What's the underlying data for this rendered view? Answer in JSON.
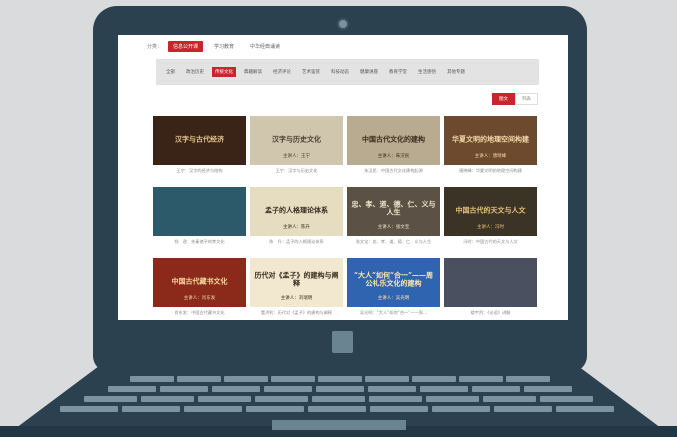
{
  "top_nav": {
    "label": "分类：",
    "tabs": [
      {
        "label": "信息公开课",
        "active": true
      },
      {
        "label": "学习教育",
        "active": false
      },
      {
        "label": "中华经典诵读",
        "active": false
      }
    ]
  },
  "categories": [
    {
      "label": "全部",
      "active": false
    },
    {
      "label": "政治历史",
      "active": false
    },
    {
      "label": "传统文化",
      "active": true
    },
    {
      "label": "典籍解读",
      "active": false
    },
    {
      "label": "经济评论",
      "active": false
    },
    {
      "label": "艺术鉴赏",
      "active": false
    },
    {
      "label": "科技动态",
      "active": false
    },
    {
      "label": "健康讲座",
      "active": false
    },
    {
      "label": "教育学堂",
      "active": false
    },
    {
      "label": "生活感悟",
      "active": false
    },
    {
      "label": "其他专题",
      "active": false
    }
  ],
  "view_toggle": {
    "grid_label": "图文",
    "list_label": "列表"
  },
  "cards": [
    {
      "thumb_title": "汉字与古代经济",
      "speaker": "",
      "caption": "王宁：汉字的经济与结构",
      "bg": "#3a2418",
      "fg": "#e3c58a"
    },
    {
      "thumb_title": "汉字与历史文化",
      "speaker": "主讲人：王宁",
      "caption": "王宁：汉字与历史文化",
      "bg": "#cfc6ad",
      "fg": "#4a3e30"
    },
    {
      "thumb_title": "中国古代文化的建构",
      "speaker": "主讲人：朱汉民",
      "caption": "朱汉民：中国古代文化建构起源",
      "bg": "#b8ab8f",
      "fg": "#3a2c20"
    },
    {
      "thumb_title": "华夏文明的地理空间构建",
      "speaker": "主讲人：唐晓峰",
      "caption": "唐晓峰：华夏文明的地理空间构建",
      "bg": "#6d4a2d",
      "fg": "#f0d8a8"
    },
    {
      "thumb_title": "",
      "speaker": "",
      "caption": "钱　逊：先秦诸子的孝文化",
      "bg": "#2c5a6a",
      "fg": "#f2e6c8"
    },
    {
      "thumb_title": "孟子的人格理论体系",
      "speaker": "主讲人：陈升",
      "caption": "陈　升：孟子的人格理论体系",
      "bg": "#e6dcc0",
      "fg": "#3a2c20"
    },
    {
      "thumb_title": "忠、孝、道、德、仁、义与人生",
      "speaker": "主讲人：张文宝",
      "caption": "张文宝：忠、孝、道、德、仁、义与人生",
      "bg": "#5b5245",
      "fg": "#f0e6cc"
    },
    {
      "thumb_title": "中国古代的天文与人文",
      "speaker": "主讲人：冯时",
      "caption": "冯时：中国古代的天文与人文",
      "bg": "#3b3326",
      "fg": "#e8c27a"
    },
    {
      "thumb_title": "中国古代藏书文化",
      "speaker": "主讲人：肖东发",
      "caption": "肖东发：中国古代藏书文化",
      "bg": "#8b2a1a",
      "fg": "#f4dca2"
    },
    {
      "thumb_title": "历代对《孟子》的建构与阐释",
      "speaker": "主讲人：刘瑞明",
      "caption": "董洪利：历代对《孟子》的建构与阐释",
      "bg": "#f1e8cf",
      "fg": "#3a2c20"
    },
    {
      "thumb_title": "“大人”如何“合一”——周公礼乐文化的建构",
      "speaker": "主讲人：吴光明",
      "caption": "吴光明：“大人”如何“合一”——周…",
      "bg": "#2f64b0",
      "fg": "#ffe9a8"
    },
    {
      "thumb_title": "",
      "speaker": "",
      "caption": "楼宇烈：《论语》讲解",
      "bg": "#4a5060",
      "fg": "#ffffff"
    }
  ]
}
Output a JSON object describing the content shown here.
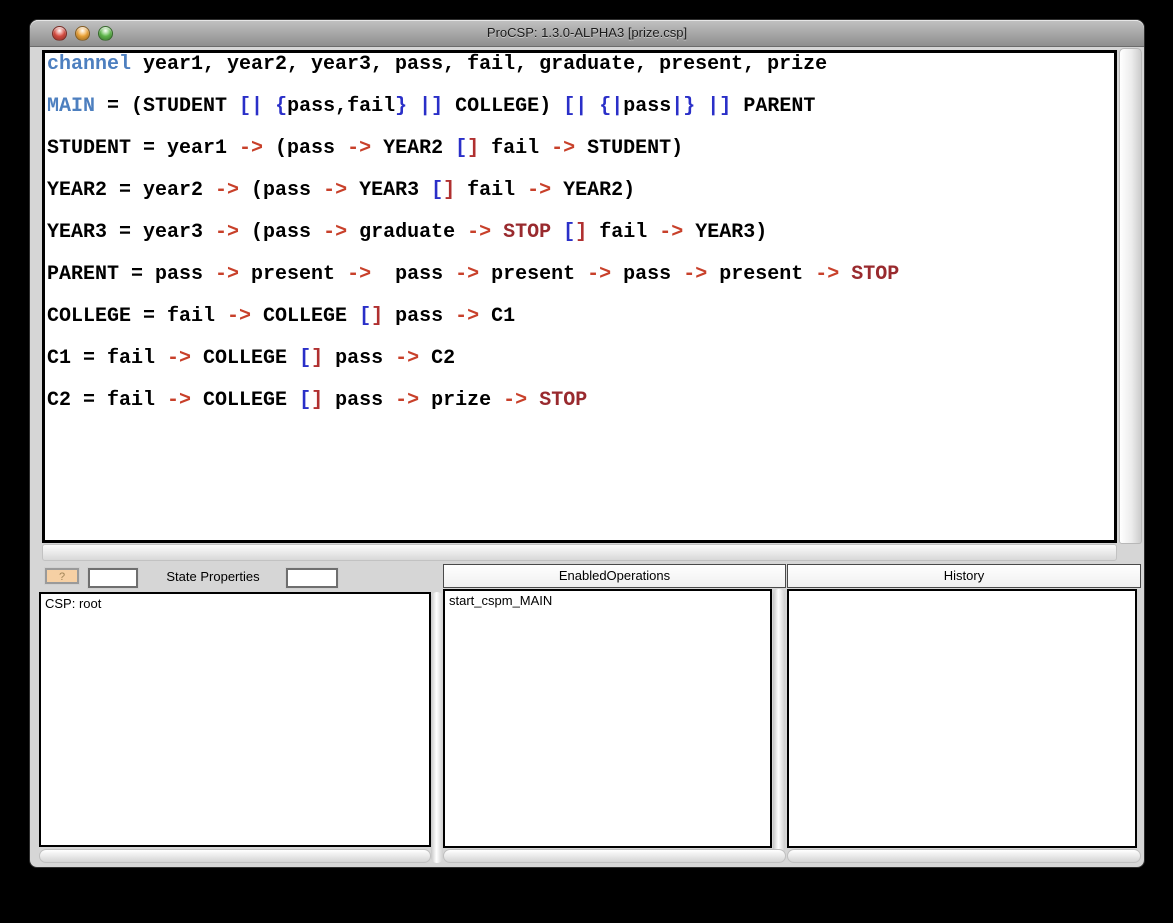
{
  "window": {
    "title": "ProCSP: 1.3.0-ALPHA3 [prize.csp]"
  },
  "editor": {
    "lines": [
      [
        {
          "t": "channel",
          "s": "kw"
        },
        {
          "t": " year1, year2, year3, pass, fail, graduate, present, prize",
          "s": "pl"
        }
      ],
      [
        {
          "t": "MAIN",
          "s": "kw"
        },
        {
          "t": " = (STUDENT ",
          "s": "pl"
        },
        {
          "t": "[|",
          "s": "bb"
        },
        {
          "t": " ",
          "s": "pl"
        },
        {
          "t": "{",
          "s": "bb"
        },
        {
          "t": "pass,fail",
          "s": "pl"
        },
        {
          "t": "}",
          "s": "bb"
        },
        {
          "t": " ",
          "s": "pl"
        },
        {
          "t": "|]",
          "s": "bb"
        },
        {
          "t": " COLLEGE) ",
          "s": "pl"
        },
        {
          "t": "[|",
          "s": "bb"
        },
        {
          "t": " ",
          "s": "pl"
        },
        {
          "t": "{|",
          "s": "bb"
        },
        {
          "t": "pass",
          "s": "pl"
        },
        {
          "t": "|}",
          "s": "bb"
        },
        {
          "t": " ",
          "s": "pl"
        },
        {
          "t": "|]",
          "s": "bb"
        },
        {
          "t": " PARENT",
          "s": "pl"
        }
      ],
      [
        {
          "t": "STUDENT = year1 ",
          "s": "pl"
        },
        {
          "t": "->",
          "s": "ar"
        },
        {
          "t": " (pass ",
          "s": "pl"
        },
        {
          "t": "->",
          "s": "ar"
        },
        {
          "t": " YEAR2 ",
          "s": "pl"
        },
        {
          "t": "[",
          "s": "bb"
        },
        {
          "t": "]",
          "s": "br"
        },
        {
          "t": " fail ",
          "s": "pl"
        },
        {
          "t": "->",
          "s": "ar"
        },
        {
          "t": " STUDENT)",
          "s": "pl"
        }
      ],
      [
        {
          "t": "YEAR2 = year2 ",
          "s": "pl"
        },
        {
          "t": "->",
          "s": "ar"
        },
        {
          "t": " (pass ",
          "s": "pl"
        },
        {
          "t": "->",
          "s": "ar"
        },
        {
          "t": " YEAR3 ",
          "s": "pl"
        },
        {
          "t": "[",
          "s": "bb"
        },
        {
          "t": "]",
          "s": "br"
        },
        {
          "t": " fail ",
          "s": "pl"
        },
        {
          "t": "->",
          "s": "ar"
        },
        {
          "t": " YEAR2)",
          "s": "pl"
        }
      ],
      [
        {
          "t": "YEAR3 = year3 ",
          "s": "pl"
        },
        {
          "t": "->",
          "s": "ar"
        },
        {
          "t": " (pass ",
          "s": "pl"
        },
        {
          "t": "->",
          "s": "ar"
        },
        {
          "t": " graduate ",
          "s": "pl"
        },
        {
          "t": "->",
          "s": "ar"
        },
        {
          "t": " ",
          "s": "pl"
        },
        {
          "t": "STOP",
          "s": "st"
        },
        {
          "t": " ",
          "s": "pl"
        },
        {
          "t": "[",
          "s": "bb"
        },
        {
          "t": "]",
          "s": "br"
        },
        {
          "t": " fail ",
          "s": "pl"
        },
        {
          "t": "->",
          "s": "ar"
        },
        {
          "t": " YEAR3)",
          "s": "pl"
        }
      ],
      [
        {
          "t": "PARENT = pass ",
          "s": "pl"
        },
        {
          "t": "->",
          "s": "ar"
        },
        {
          "t": " present ",
          "s": "pl"
        },
        {
          "t": "->",
          "s": "ar"
        },
        {
          "t": "  pass ",
          "s": "pl"
        },
        {
          "t": "->",
          "s": "ar"
        },
        {
          "t": " present ",
          "s": "pl"
        },
        {
          "t": "->",
          "s": "ar"
        },
        {
          "t": " pass ",
          "s": "pl"
        },
        {
          "t": "->",
          "s": "ar"
        },
        {
          "t": " present ",
          "s": "pl"
        },
        {
          "t": "->",
          "s": "ar"
        },
        {
          "t": " ",
          "s": "pl"
        },
        {
          "t": "STOP",
          "s": "st"
        }
      ],
      [
        {
          "t": "COLLEGE = fail ",
          "s": "pl"
        },
        {
          "t": "->",
          "s": "ar"
        },
        {
          "t": " COLLEGE ",
          "s": "pl"
        },
        {
          "t": "[",
          "s": "bb"
        },
        {
          "t": "]",
          "s": "br"
        },
        {
          "t": " pass ",
          "s": "pl"
        },
        {
          "t": "->",
          "s": "ar"
        },
        {
          "t": " C1",
          "s": "pl"
        }
      ],
      [
        {
          "t": "C1 = fail ",
          "s": "pl"
        },
        {
          "t": "->",
          "s": "ar"
        },
        {
          "t": " COLLEGE ",
          "s": "pl"
        },
        {
          "t": "[",
          "s": "bb"
        },
        {
          "t": "]",
          "s": "br"
        },
        {
          "t": " pass ",
          "s": "pl"
        },
        {
          "t": "->",
          "s": "ar"
        },
        {
          "t": " C2",
          "s": "pl"
        }
      ],
      [
        {
          "t": "C2 = fail ",
          "s": "pl"
        },
        {
          "t": "->",
          "s": "ar"
        },
        {
          "t": " COLLEGE ",
          "s": "pl"
        },
        {
          "t": "[",
          "s": "bb"
        },
        {
          "t": "]",
          "s": "br"
        },
        {
          "t": " pass ",
          "s": "pl"
        },
        {
          "t": "->",
          "s": "ar"
        },
        {
          "t": " prize ",
          "s": "pl"
        },
        {
          "t": "->",
          "s": "ar"
        },
        {
          "t": " ",
          "s": "pl"
        },
        {
          "t": "STOP",
          "s": "st"
        }
      ]
    ]
  },
  "panels": {
    "state_properties": {
      "title": "State Properties",
      "help_button_label": "?",
      "items": [
        "CSP: root"
      ]
    },
    "enabled_operations": {
      "title": "EnabledOperations",
      "items": [
        "start_cspm_MAIN"
      ]
    },
    "history": {
      "title": "History",
      "items": []
    }
  },
  "colors": {
    "keyword_blue": "#4d7fbf",
    "plain_text": "#000000",
    "arrow_red": "#c8402a",
    "stop_maroon": "#992a2e",
    "bracket_blue": "#2a2fc8",
    "bracket_red": "#b03030",
    "help_indicator_bg": "#f6d0a4",
    "traffic_close": "#dd4f43",
    "traffic_minimize": "#f2a83a",
    "traffic_zoom": "#62bd4e",
    "titlebar_top": "#c2c2c2",
    "titlebar_bottom": "#8e8e8e",
    "window_bg": "#d6d6d6"
  }
}
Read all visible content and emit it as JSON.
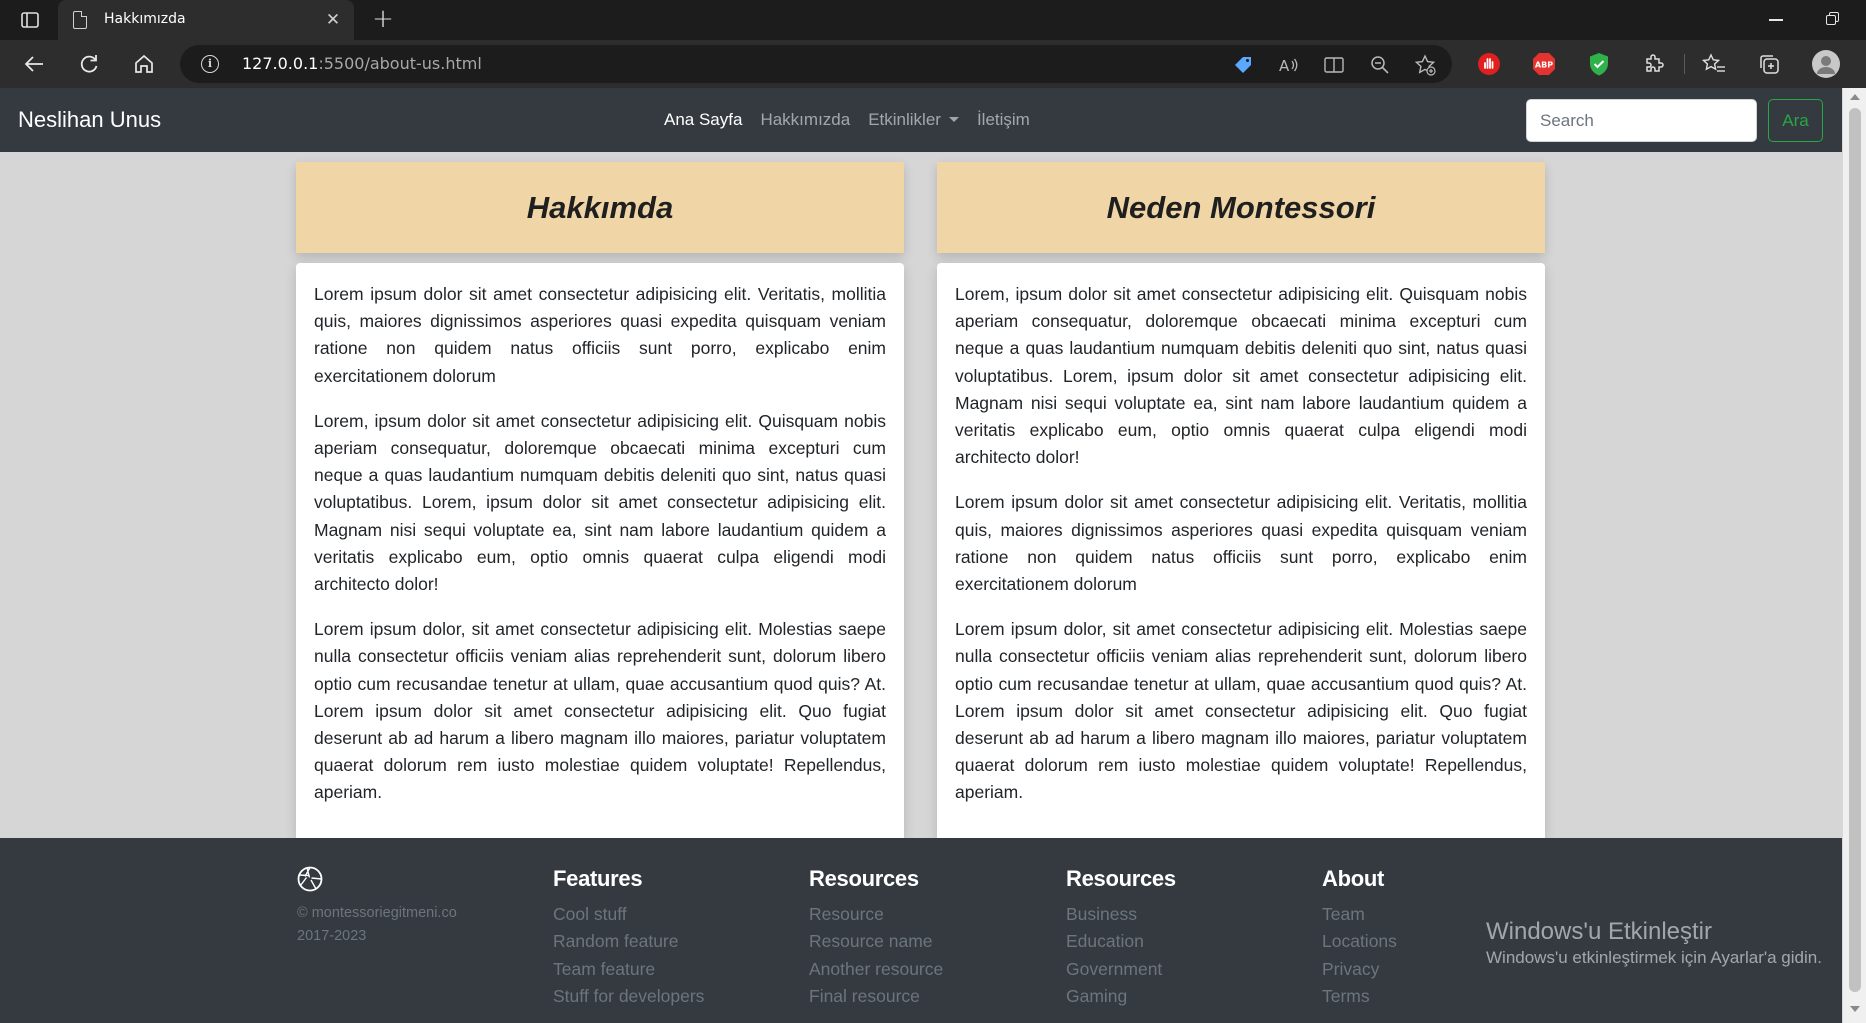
{
  "browser": {
    "tab_title": "Hakkımızda",
    "url_host": "127.0.0.1",
    "url_rest": ":5500/about-us.html"
  },
  "navbar": {
    "brand": "Neslihan Unus",
    "links": [
      "Ana Sayfa",
      "Hakkımızda",
      "Etkinlikler",
      "İletişim"
    ],
    "search_placeholder": "Search",
    "search_button": "Ara"
  },
  "cards": [
    {
      "title": "Hakkımda",
      "paragraphs": [
        "Lorem ipsum dolor sit amet consectetur adipisicing elit. Veritatis, mollitia quis, maiores dignissimos asperiores quasi expedita quisquam veniam ratione non quidem natus officiis sunt porro, explicabo enim exercitationem dolorum",
        "Lorem, ipsum dolor sit amet consectetur adipisicing elit. Quisquam nobis aperiam consequatur, doloremque obcaecati minima excepturi cum neque a quas laudantium numquam debitis deleniti quo sint, natus quasi voluptatibus. Lorem, ipsum dolor sit amet consectetur adipisicing elit. Magnam nisi sequi voluptate ea, sint nam labore laudantium quidem a veritatis explicabo eum, optio omnis quaerat culpa eligendi modi architecto dolor!",
        "Lorem ipsum dolor, sit amet consectetur adipisicing elit. Molestias saepe nulla consectetur officiis veniam alias reprehenderit sunt, dolorum libero optio cum recusandae tenetur at ullam, quae accusantium quod quis? At. Lorem ipsum dolor sit amet consectetur adipisicing elit. Quo fugiat deserunt ab ad harum a libero magnam illo maiores, pariatur voluptatem quaerat dolorum rem iusto molestiae quidem voluptate! Repellendus, aperiam."
      ]
    },
    {
      "title": "Neden Montessori",
      "paragraphs": [
        "Lorem, ipsum dolor sit amet consectetur adipisicing elit. Quisquam nobis aperiam consequatur, doloremque obcaecati minima excepturi cum neque a quas laudantium numquam debitis deleniti quo sint, natus quasi voluptatibus. Lorem, ipsum dolor sit amet consectetur adipisicing elit. Magnam nisi sequi voluptate ea, sint nam labore laudantium quidem a veritatis explicabo eum, optio omnis quaerat culpa eligendi modi architecto dolor!",
        "Lorem ipsum dolor sit amet consectetur adipisicing elit. Veritatis, mollitia quis, maiores dignissimos asperiores quasi expedita quisquam veniam ratione non quidem natus officiis sunt porro, explicabo enim exercitationem dolorum",
        "Lorem ipsum dolor, sit amet consectetur adipisicing elit. Molestias saepe nulla consectetur officiis veniam alias reprehenderit sunt, dolorum libero optio cum recusandae tenetur at ullam, quae accusantium quod quis? At. Lorem ipsum dolor sit amet consectetur adipisicing elit. Quo fugiat deserunt ab ad harum a libero magnam illo maiores, pariatur voluptatem quaerat dolorum rem iusto molestiae quidem voluptate! Repellendus, aperiam."
      ]
    }
  ],
  "footer": {
    "copyright_line1": "© montessoriegitmeni.co",
    "copyright_line2": "2017-2023",
    "columns": [
      {
        "heading": "Features",
        "links": [
          "Cool stuff",
          "Random feature",
          "Team feature",
          "Stuff for developers"
        ]
      },
      {
        "heading": "Resources",
        "links": [
          "Resource",
          "Resource name",
          "Another resource",
          "Final resource"
        ]
      },
      {
        "heading": "Resources",
        "links": [
          "Business",
          "Education",
          "Government",
          "Gaming"
        ]
      },
      {
        "heading": "About",
        "links": [
          "Team",
          "Locations",
          "Privacy",
          "Terms"
        ]
      }
    ]
  },
  "watermark": {
    "line1": "Windows'u Etkinleştir",
    "line2": "Windows'u etkinleştirmek için Ayarlar'a gidin."
  },
  "colors": {
    "navbar_bg": "#343a40",
    "card_header_bg": "#f0d6a6",
    "page_bg": "#d6d6d6",
    "search_button_accent": "#28a745"
  }
}
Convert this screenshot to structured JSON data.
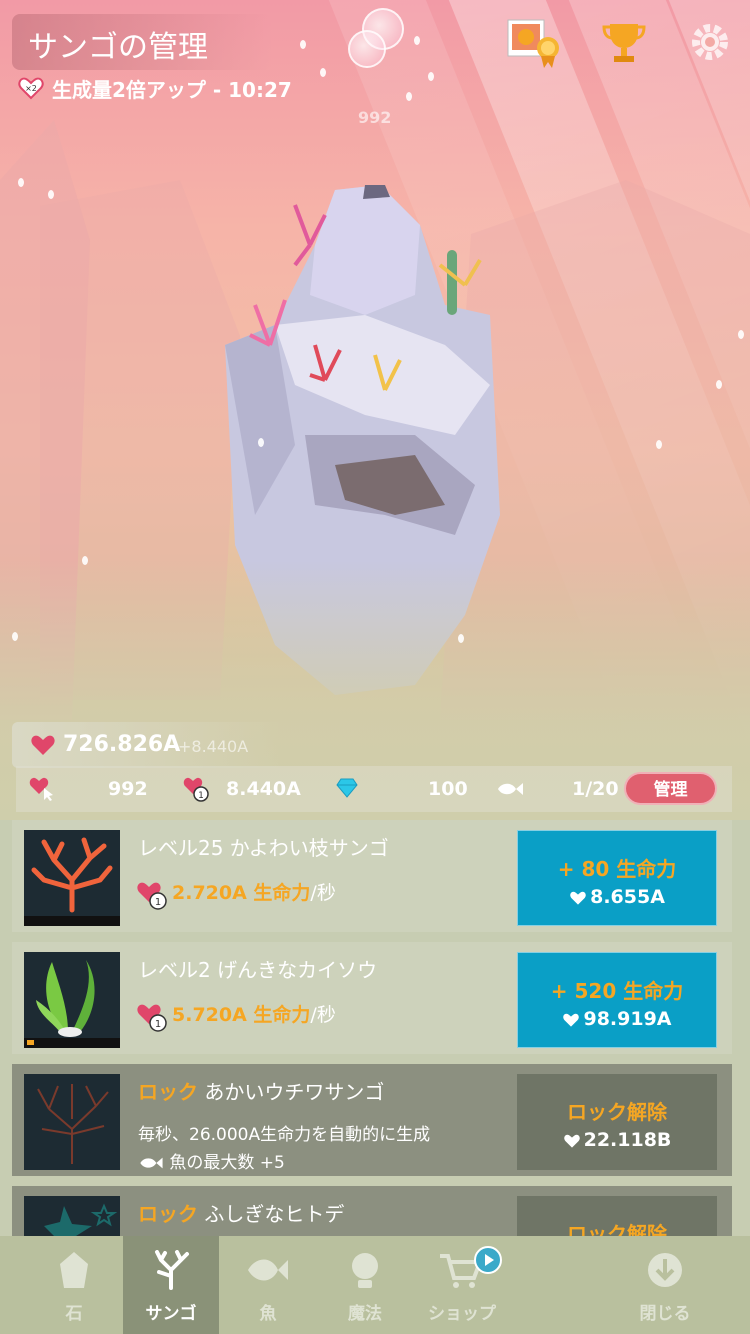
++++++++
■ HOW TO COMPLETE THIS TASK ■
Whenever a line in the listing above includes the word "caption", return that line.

■ REPLY TO THE TASK ■
      "caption": "王宁：汉字的经济与结构",
      "caption": "王宁：汉字与历史文化",
      "caption": "朱汉民：中国古代文化建构起源",
      "caption": "唐晓峰：华夏文明的地理空间构建",
      "caption": "钱　逊：先秦诸子的孝文化",
      "caption": "陈　升：孟子的人格理论体系",
      "caption": "张文宝：忠、孝、道、德、仁、义与人生",
      "caption": "冯时：中国古代的天文与人文",
      "caption": "肖东发：中国古代藏书文化",
      "caption": "董洪利：历代对《孟子》的建构与阐释",
      "caption": "吴光明：“大人”如何“合一”——周…",
      "caption": "楼宇烈：《论语》讲解",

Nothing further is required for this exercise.